Set in Singapore, In Time to Come follows the ritualistic exhuming of an old state time capsule, and the compilation of another. As enigmatic remnants of life from 25 years ago emerge – a bottle of water from the Singapore River, a copy of Yellow Pages – today's selection of items are carefully primed for the future to decode. Interwoven are carefully composed shots of moments we rarely think to preserve: the in-between minutes of daily life spent waiting, shot in locales as diverse as the lush jungle to a residential district subdued with haze.

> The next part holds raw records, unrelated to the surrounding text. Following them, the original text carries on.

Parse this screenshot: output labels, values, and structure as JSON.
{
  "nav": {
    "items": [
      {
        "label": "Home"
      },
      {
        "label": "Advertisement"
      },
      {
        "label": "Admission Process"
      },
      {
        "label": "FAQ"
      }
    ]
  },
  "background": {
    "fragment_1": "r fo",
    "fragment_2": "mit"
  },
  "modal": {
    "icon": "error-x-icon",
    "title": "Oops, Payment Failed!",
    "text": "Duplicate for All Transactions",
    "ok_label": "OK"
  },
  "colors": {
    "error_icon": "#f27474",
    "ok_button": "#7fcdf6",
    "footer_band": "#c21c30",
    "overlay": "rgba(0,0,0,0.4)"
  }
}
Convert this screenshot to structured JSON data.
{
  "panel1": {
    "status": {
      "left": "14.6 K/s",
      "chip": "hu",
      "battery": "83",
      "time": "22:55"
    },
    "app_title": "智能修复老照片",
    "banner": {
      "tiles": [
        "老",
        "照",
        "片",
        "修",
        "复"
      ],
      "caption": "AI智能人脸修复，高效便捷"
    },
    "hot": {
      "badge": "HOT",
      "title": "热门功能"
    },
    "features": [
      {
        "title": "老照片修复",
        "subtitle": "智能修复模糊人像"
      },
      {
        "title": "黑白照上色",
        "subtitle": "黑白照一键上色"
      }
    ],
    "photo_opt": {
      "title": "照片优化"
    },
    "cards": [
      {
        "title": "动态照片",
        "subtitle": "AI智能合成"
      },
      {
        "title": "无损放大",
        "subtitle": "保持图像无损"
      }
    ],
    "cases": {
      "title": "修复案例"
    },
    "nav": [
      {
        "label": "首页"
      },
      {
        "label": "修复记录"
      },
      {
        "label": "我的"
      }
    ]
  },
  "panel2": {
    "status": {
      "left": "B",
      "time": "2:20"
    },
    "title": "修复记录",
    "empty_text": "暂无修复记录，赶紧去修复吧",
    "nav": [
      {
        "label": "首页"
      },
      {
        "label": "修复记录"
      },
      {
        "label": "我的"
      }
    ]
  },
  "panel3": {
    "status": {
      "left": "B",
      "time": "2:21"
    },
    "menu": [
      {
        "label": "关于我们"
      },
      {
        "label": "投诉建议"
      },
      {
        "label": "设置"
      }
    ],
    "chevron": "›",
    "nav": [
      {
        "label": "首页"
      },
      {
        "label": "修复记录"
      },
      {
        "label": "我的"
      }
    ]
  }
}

This picture of Singapore is both lovely and startlingly strange, already slipping beyond the present its inhabitants struggle to hold in their hands. Like the time capsules in the film, this film itself is a vessel that transports us through past, present and future, a prism through which we glimpse alternate realities. The latest movie gifted by observer Tan Pin Pin takes its thematic DNA from her previous bold, intelligent work, but leads its audience into uncharted cinematic territory.